“While the post-October 17 reality has allowed for relative change within the Shi’a community, particularly with regards to how the Left and local youth have historically addressed Hezbollah, the more hardline components within the community have grown more stubborn, taking into account the challenges from within posed by the uprising,” said Makki.
Solidarity has a price with Hezbollah
While anti-war activists worldwide and even in the Global North have faced risks for articulating their solidarity with the victims of imperial intervention (Vietnam, Iraq, Nicaragua, etc.), one ought to examine whether an anti-war movement in Lebanon has been allowed the privilege of speaking out.
In the Summer of 2011, pro-regime thugs aggressively attacked a protest organized in front of the Syrian embassy in support of the Syrian revolution. The consequence of the attack included several injuries, some being quite serious.
Two years later in May, following Hezbollah’s direct and public intervention in the Syrian border-town of Qusayr, Marwa Olleik tweeted in solidarity with the Syrian people and in opposition to Hezbollah’s armed support of the Syrian regime.
After several demands that Marwa apologize for her stance in exchange for allowing her return to her town and home in South Lebanon, Marwa insisted that she would not apologize. The entrance and garden of her house were subsequently burned down.
In the same year, a protest facing the Iranian embassy and led by Shi’a opponents to Hezbollah was followed by the murder of activist Hashem Salman at the hands of party affiliates. Hezbollah and Amal later disapproved of burying the young man’s body in his hometown in the South.
In December of 2016, the AUB Secular Club organized a candle vigil in front of the university’s main entrance, holding posters that criticized Hezbollah’s involvement and in solidarity with the victims of the Syrian regime’s assault on Eastern Aleppo. The demonstration was followed by explicit threats and hundreds of attempts to harass the club’s members.
A year later, due to rather personal motives unrelated to solidarity, Dahye resident Ali Shamas used inflammatory language against Nasrallah when taking note of the human and economic toll the party’s intervention has on the local community. He was later obliged to publicly apologize on TV whilst holding an image of Nasrallah.
Beirut’s Spring and the Roses of Damascus
All in all, it remains rather contested whether the regime’s allies in Lebanon have systematically suppressed anti-war sentiment and transnational solidarity.
“Solidarity was not persistently suppressed as there remained a variety of civil society, leftist, and religious groups that maintained vocal support for the Syrian revolution,” says activist and director Hashem Adnan.

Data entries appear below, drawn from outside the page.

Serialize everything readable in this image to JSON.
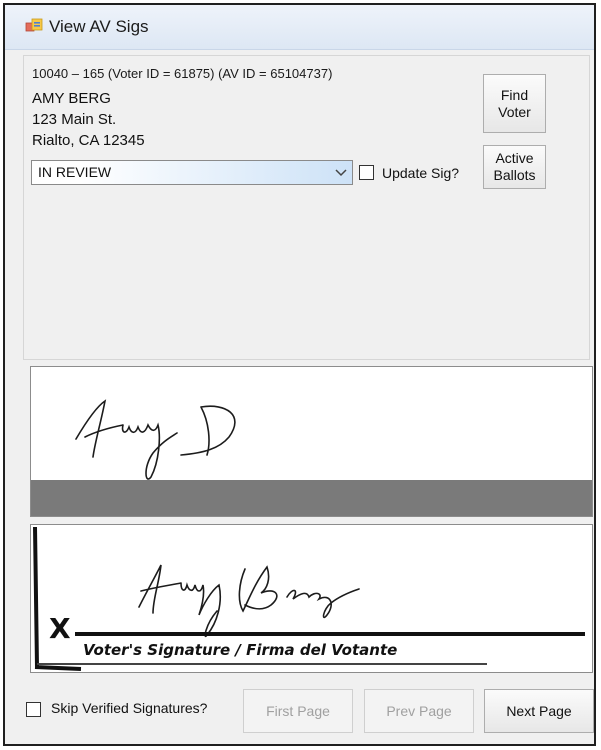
{
  "window": {
    "title": "View AV Sigs"
  },
  "voter": {
    "id_line": "10040 – 165 (Voter ID = 61875) (AV ID = 65104737)",
    "name": "AMY BERG",
    "street": "123 Main St.",
    "city_line": "Rialto, CA 12345"
  },
  "buttons": {
    "find_voter": "Find\nVoter",
    "active_ballots": "Active\nBallots",
    "first_page": "First Page",
    "prev_page": "Prev Page",
    "next_page": "Next Page"
  },
  "status_select": {
    "value": "IN REVIEW"
  },
  "update_sig": {
    "label": "Update Sig?",
    "checked": false
  },
  "skip_verified": {
    "label": "Skip Verified Signatures?",
    "checked": false
  },
  "signature_form": {
    "x_mark": "X",
    "caption": "Voter's Signature / Firma del Votante"
  },
  "colors": {
    "title_bar": "#e4ecf7",
    "select_highlight": "#cde2f7",
    "signature_band": "#7a7a7a"
  }
}
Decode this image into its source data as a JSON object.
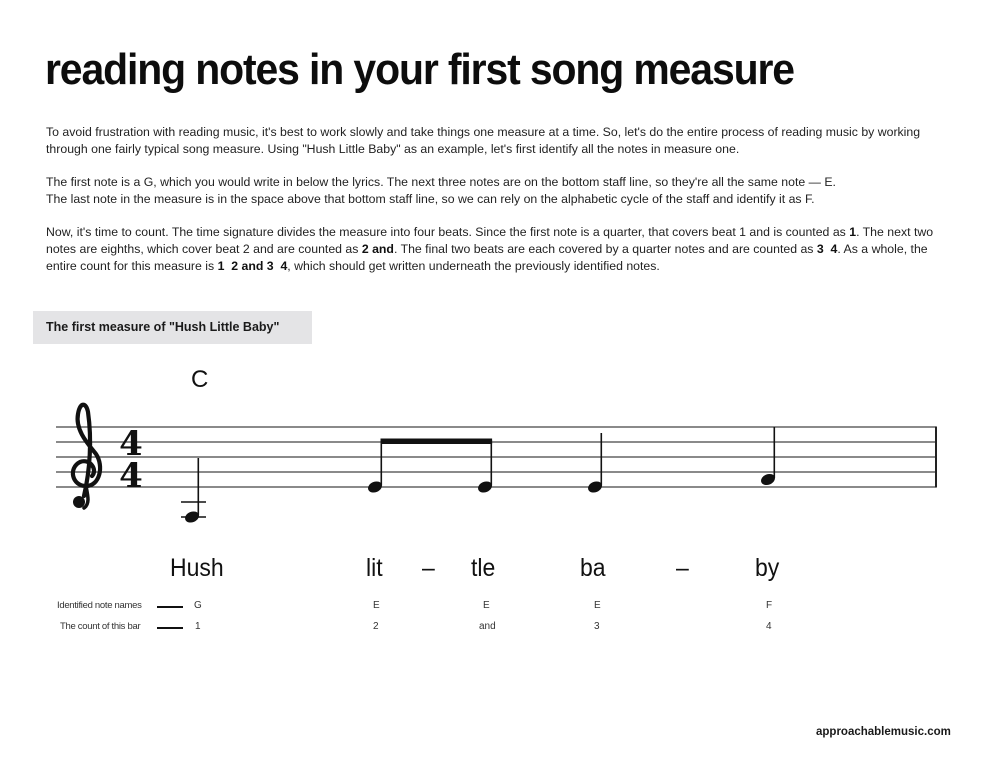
{
  "header": {
    "title": "reading notes in your first song measure"
  },
  "paragraphs": {
    "p1": "To avoid frustration with reading music, it's best to work slowly and take things one measure at a time. So, let's do the entire process of reading music by working through one fairly typical song measure. Using \"Hush Little Baby\" as an example, let's first identify all the notes in measure one.",
    "p2_line1": "The first note is a G, which you would write in below the lyrics. The next three notes are on the bottom staff line, so they're all the same note — E.",
    "p2_line2": "The last note in the measure is in the space above that bottom staff line, so we can rely on the alphabetic cycle of the staff and identify it as F.",
    "p3": {
      "s1": "Now, it's time to count. The time signature divides the measure into four beats. Since the first note is a quarter, that covers beat 1 and is counted as ",
      "b1": "1",
      "s2": ". The next two notes are eighths, which cover beat 2 and are counted as ",
      "b2": "2 and",
      "s3": ". The final two beats are each covered by a quarter notes and are counted as ",
      "b3": "3  4",
      "s4": ". As a whole, the entire count for this measure is ",
      "b4": "1  2 and 3  4",
      "s5": ", which should get written underneath the previously identified notes."
    }
  },
  "figure": {
    "caption": "The first measure of \"Hush Little Baby\"",
    "chord": "C",
    "clef": "treble",
    "time_signature": {
      "top": "4",
      "bottom": "4"
    },
    "notes": [
      {
        "pitch": "G",
        "duration": "quarter",
        "staff_step": -4
      },
      {
        "pitch": "E",
        "duration": "eighth",
        "staff_step": 0
      },
      {
        "pitch": "E",
        "duration": "eighth",
        "staff_step": 0
      },
      {
        "pitch": "E",
        "duration": "quarter",
        "staff_step": 0
      },
      {
        "pitch": "F",
        "duration": "quarter",
        "staff_step": 1
      }
    ],
    "lyrics": [
      "Hush",
      "lit",
      "–",
      "tle",
      "ba",
      "–",
      "by"
    ],
    "rows": {
      "names_label": "Identified note names",
      "names": [
        "G",
        "E",
        "E",
        "E",
        "F"
      ],
      "count_label": "The count of this bar",
      "count": [
        "1",
        "2",
        "and",
        "3",
        "4"
      ]
    }
  },
  "footer": {
    "site": "approachablemusic.com"
  }
}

“Nevertheless, Hezbollah’s intervention in Syria drove this solidarity towards a more ‘humanitarian’ outlook,” he said. “As in, it was largely unable to articulate support for a grassroots political alternative to the regime in Syria.”
It is, however, unambiguously clear that institutionalized fear has been instilled amongst Hezbollah’s domestic and local intra-sect opponents, particularly after facing the pressures associated with Lebanon’s “October Revolution.”
The most recent tensions were the protests which took place in the Dahye region on March 5 and ended with unknown men storming into the house of protester Rola Salman –the sister of the late Hashem Salman.
While heated tensions and sensitivities have been on the rise, this behavior has precedents –most notably echoing the methods utilized by the Syrian regime during its occupation of Lebanon.
Will the culture of fear persist? The second wave of Arab revolutions has triggered a revival in popular protest and contentious politics within the region, accompanied by unprecedented forms of transnational solidarity.
It may as well be a time to remember an earlier victim of authoritarian occupation; in the words of the late Samir Kassir, “…the Arab Spring, when it flourishes in Beirut, it would be announcing the time for roses in Damascus.”